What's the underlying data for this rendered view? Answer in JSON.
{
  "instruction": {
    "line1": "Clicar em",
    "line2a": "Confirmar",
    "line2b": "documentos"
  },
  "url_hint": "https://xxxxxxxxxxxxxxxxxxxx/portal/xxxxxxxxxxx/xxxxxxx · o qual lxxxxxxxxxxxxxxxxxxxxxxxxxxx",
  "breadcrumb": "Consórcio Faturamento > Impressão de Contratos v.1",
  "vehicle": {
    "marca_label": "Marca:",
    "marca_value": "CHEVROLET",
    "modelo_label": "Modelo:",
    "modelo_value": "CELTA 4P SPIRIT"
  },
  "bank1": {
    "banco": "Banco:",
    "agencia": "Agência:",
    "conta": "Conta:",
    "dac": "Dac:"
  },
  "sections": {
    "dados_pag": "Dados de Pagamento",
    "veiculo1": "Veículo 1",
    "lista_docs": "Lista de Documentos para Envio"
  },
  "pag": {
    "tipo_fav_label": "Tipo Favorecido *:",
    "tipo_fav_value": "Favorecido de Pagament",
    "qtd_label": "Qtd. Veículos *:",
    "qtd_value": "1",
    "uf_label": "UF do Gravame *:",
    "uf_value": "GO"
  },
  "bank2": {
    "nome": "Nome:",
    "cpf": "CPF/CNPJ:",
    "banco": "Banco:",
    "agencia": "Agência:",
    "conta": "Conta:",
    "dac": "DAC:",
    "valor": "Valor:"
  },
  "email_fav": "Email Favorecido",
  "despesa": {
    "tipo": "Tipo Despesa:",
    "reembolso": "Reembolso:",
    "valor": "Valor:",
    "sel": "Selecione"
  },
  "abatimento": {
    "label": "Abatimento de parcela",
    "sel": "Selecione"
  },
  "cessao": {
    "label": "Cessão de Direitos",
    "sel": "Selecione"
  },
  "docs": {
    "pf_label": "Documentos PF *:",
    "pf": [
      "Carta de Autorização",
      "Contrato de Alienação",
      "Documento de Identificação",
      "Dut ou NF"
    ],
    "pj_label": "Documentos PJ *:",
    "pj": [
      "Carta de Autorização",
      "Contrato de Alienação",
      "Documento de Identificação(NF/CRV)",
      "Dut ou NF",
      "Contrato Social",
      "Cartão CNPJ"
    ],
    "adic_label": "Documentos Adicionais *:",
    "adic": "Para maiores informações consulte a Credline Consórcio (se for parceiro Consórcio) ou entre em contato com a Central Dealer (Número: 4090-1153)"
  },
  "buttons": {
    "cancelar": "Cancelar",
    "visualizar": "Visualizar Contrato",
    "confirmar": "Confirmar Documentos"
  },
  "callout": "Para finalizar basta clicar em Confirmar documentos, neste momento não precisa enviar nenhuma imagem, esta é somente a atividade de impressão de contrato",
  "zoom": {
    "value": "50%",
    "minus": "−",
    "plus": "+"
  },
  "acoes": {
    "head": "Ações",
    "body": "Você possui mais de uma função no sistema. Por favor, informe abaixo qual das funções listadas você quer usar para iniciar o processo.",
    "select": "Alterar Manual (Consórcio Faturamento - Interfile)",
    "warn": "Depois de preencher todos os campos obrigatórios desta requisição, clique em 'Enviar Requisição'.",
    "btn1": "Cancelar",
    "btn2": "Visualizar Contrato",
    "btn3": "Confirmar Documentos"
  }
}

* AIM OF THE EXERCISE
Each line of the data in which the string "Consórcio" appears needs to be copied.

* FINAL ANSWER
  "breadcrumb": "Consórcio Faturamento > Impressão de Contratos v.1",
    "adic": "Para maiores informações consulte a Credline Consórcio (se for parceiro Consórcio) ou entre em contato com a Central Dealer (Número: 4090-1153)"
    "select": "Alterar Manual (Consórcio Faturamento - Interfile)",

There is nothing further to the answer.